◆ **BRIEF**: Could you copy the whole listing below exactly as written?

"""

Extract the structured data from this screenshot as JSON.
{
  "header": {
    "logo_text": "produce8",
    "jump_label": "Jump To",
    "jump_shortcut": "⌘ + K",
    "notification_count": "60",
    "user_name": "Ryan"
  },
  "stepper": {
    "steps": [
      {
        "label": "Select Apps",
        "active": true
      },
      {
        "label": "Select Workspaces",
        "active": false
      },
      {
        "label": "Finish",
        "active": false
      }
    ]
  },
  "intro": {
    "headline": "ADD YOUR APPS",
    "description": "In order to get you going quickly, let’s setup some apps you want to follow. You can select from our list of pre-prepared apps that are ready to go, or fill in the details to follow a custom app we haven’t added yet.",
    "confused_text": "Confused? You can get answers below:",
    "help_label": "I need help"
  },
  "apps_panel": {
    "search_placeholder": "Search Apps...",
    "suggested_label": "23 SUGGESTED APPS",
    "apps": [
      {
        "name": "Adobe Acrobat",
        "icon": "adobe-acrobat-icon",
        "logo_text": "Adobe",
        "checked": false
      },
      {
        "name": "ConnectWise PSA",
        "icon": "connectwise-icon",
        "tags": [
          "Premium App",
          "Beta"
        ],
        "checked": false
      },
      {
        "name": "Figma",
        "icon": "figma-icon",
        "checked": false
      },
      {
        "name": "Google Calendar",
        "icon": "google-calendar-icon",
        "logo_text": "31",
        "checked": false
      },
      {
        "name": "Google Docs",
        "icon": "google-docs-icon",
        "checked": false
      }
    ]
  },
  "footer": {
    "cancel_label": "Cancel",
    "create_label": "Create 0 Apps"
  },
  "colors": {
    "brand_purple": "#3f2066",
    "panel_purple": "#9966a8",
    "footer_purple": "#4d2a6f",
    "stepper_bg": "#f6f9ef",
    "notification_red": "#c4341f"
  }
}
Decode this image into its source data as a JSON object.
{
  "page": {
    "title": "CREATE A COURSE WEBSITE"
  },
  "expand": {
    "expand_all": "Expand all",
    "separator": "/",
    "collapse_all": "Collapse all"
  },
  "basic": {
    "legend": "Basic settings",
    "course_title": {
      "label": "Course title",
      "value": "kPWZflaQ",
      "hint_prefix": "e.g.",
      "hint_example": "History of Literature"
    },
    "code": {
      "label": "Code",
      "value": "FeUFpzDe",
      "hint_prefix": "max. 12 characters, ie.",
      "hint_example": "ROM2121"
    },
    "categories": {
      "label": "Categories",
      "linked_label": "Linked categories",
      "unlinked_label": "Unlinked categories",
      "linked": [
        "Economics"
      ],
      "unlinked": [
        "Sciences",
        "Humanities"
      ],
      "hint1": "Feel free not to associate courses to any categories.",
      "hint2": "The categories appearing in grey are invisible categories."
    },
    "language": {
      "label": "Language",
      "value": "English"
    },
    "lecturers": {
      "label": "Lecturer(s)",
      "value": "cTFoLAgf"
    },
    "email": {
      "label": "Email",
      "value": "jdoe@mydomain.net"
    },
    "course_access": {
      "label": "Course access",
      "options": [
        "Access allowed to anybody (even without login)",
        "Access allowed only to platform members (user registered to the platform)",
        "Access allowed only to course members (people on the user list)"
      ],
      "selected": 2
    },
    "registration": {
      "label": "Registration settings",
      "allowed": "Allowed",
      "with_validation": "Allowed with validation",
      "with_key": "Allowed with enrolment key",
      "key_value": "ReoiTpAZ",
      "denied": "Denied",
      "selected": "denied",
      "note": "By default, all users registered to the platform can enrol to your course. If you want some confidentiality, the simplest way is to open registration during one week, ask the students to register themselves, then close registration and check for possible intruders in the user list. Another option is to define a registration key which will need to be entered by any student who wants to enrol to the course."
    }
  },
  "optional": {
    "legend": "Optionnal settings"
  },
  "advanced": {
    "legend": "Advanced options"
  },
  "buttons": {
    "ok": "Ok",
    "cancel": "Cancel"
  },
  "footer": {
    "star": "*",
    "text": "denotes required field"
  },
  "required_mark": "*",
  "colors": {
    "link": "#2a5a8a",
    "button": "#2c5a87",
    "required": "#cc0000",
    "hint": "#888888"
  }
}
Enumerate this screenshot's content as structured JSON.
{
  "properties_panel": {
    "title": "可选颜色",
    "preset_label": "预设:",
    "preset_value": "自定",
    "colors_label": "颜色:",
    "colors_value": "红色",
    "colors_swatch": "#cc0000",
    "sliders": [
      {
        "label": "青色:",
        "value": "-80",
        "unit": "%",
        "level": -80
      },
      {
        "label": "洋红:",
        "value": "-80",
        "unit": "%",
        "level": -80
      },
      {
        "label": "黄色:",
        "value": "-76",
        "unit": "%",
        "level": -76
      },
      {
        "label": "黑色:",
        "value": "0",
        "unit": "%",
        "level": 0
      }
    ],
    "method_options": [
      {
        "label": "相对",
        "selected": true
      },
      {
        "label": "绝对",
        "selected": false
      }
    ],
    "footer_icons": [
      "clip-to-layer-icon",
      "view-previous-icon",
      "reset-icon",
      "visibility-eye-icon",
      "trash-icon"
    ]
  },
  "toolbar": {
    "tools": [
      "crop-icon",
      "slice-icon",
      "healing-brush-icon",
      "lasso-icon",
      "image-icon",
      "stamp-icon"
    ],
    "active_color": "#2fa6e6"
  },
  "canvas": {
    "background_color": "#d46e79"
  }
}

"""

◆ **ANSWER BOX**:
Extract the structured data from this screenshot as JSON.
{
  "header": {
    "logo_text": "produce8",
    "jump_label": "Jump To",
    "jump_shortcut": "⌘ + K",
    "notification_count": "60",
    "user_name": "Ryan"
  },
  "stepper": {
    "steps": [
      {
        "label": "Select Apps",
        "active": true
      },
      {
        "label": "Select Workspaces",
        "active": false
      },
      {
        "label": "Finish",
        "active": false
      }
    ]
  },
  "intro": {
    "headline": "ADD YOUR APPS",
    "description": "In order to get you going quickly, let’s setup some apps you want to follow. You can select from our list of pre-prepared apps that are ready to go, or fill in the details to follow a custom app we haven’t added yet.",
    "confused_text": "Confused? You can get answers below:",
    "help_label": "I need help"
  },
  "apps_panel": {
    "search_placeholder": "Search Apps...",
    "suggested_label": "23 SUGGESTED APPS",
    "apps": [
      {
        "name": "Adobe Acrobat",
        "icon": "adobe-acrobat-icon",
        "logo_text": "Adobe",
        "checked": false
      },
      {
        "name": "ConnectWise PSA",
        "icon": "connectwise-icon",
        "tags": [
          "Premium App",
          "Beta"
        ],
        "checked": false
      },
      {
        "name": "Figma",
        "icon": "figma-icon",
        "checked": false
      },
      {
        "name": "Google Calendar",
        "icon": "google-calendar-icon",
        "logo_text": "31",
        "checked": false
      },
      {
        "name": "Google Docs",
        "icon": "google-docs-icon",
        "checked": false
      }
    ]
  },
  "footer": {
    "cancel_label": "Cancel",
    "create_label": "Create 0 Apps"
  },
  "colors": {
    "brand_purple": "#3f2066",
    "panel_purple": "#9966a8",
    "footer_purple": "#4d2a6f",
    "stepper_bg": "#f6f9ef",
    "notification_red": "#c4341f"
  }
}
Decode this image into its source data as a JSON object.
{
  "page": {
    "title": "CREATE A COURSE WEBSITE"
  },
  "expand": {
    "expand_all": "Expand all",
    "separator": "/",
    "collapse_all": "Collapse all"
  },
  "basic": {
    "legend": "Basic settings",
    "course_title": {
      "label": "Course title",
      "value": "kPWZflaQ",
      "hint_prefix": "e.g.",
      "hint_example": "History of Literature"
    },
    "code": {
      "label": "Code",
      "value": "FeUFpzDe",
      "hint_prefix": "max. 12 characters, ie.",
      "hint_example": "ROM2121"
    },
    "categories": {
      "label": "Categories",
      "linked_label": "Linked categories",
      "unlinked_label": "Unlinked categories",
      "linked": [
        "Economics"
      ],
      "unlinked": [
        "Sciences",
        "Humanities"
      ],
      "hint1": "Feel free not to associate courses to any categories.",
      "hint2": "The categories appearing in grey are invisible categories."
    },
    "language": {
      "label": "Language",
      "value": "English"
    },
    "lecturers": {
      "label": "Lecturer(s)",
      "value": "cTFoLAgf"
    },
    "email": {
      "label": "Email",
      "value": "jdoe@mydomain.net"
    },
    "course_access": {
      "label": "Course access",
      "options": [
        "Access allowed to anybody (even without login)",
        "Access allowed only to platform members (user registered to the platform)",
        "Access allowed only to course members (people on the user list)"
      ],
      "selected": 2
    },
    "registration": {
      "label": "Registration settings",
      "allowed": "Allowed",
      "with_validation": "Allowed with validation",
      "with_key": "Allowed with enrolment key",
      "key_value": "ReoiTpAZ",
      "denied": "Denied",
      "selected": "denied",
      "note": "By default, all users registered to the platform can enrol to your course. If you want some confidentiality, the simplest way is to open registration during one week, ask the students to register themselves, then close registration and check for possible intruders in the user list. Another option is to define a registration key which will need to be entered by any student who wants to enrol to the course."
    }
  },
  "optional": {
    "legend": "Optionnal settings"
  },
  "advanced": {
    "legend": "Advanced options"
  },
  "buttons": {
    "ok": "Ok",
    "cancel": "Cancel"
  },
  "footer": {
    "star": "*",
    "text": "denotes required field"
  },
  "required_mark": "*",
  "colors": {
    "link": "#2a5a8a",
    "button": "#2c5a87",
    "required": "#cc0000",
    "hint": "#888888"
  }
}
Enumerate this screenshot's content as structured JSON.
{
  "properties_panel": {
    "title": "可选颜色",
    "preset_label": "预设:",
    "preset_value": "自定",
    "colors_label": "颜色:",
    "colors_value": "红色",
    "colors_swatch": "#cc0000",
    "sliders": [
      {
        "label": "青色:",
        "value": "-80",
        "unit": "%",
        "level": -80
      },
      {
        "label": "洋红:",
        "value": "-80",
        "unit": "%",
        "level": -80
      },
      {
        "label": "黄色:",
        "value": "-76",
        "unit": "%",
        "level": -76
      },
      {
        "label": "黑色:",
        "value": "0",
        "unit": "%",
        "level": 0
      }
    ],
    "method_options": [
      {
        "label": "相对",
        "selected": true
      },
      {
        "label": "绝对",
        "selected": false
      }
    ],
    "footer_icons": [
      "clip-to-layer-icon",
      "view-previous-icon",
      "reset-icon",
      "visibility-eye-icon",
      "trash-icon"
    ]
  },
  "toolbar": {
    "tools": [
      "crop-icon",
      "slice-icon",
      "healing-brush-icon",
      "lasso-icon",
      "image-icon",
      "stamp-icon"
    ],
    "active_color": "#2fa6e6"
  },
  "canvas": {
    "background_color": "#d46e79"
  }
}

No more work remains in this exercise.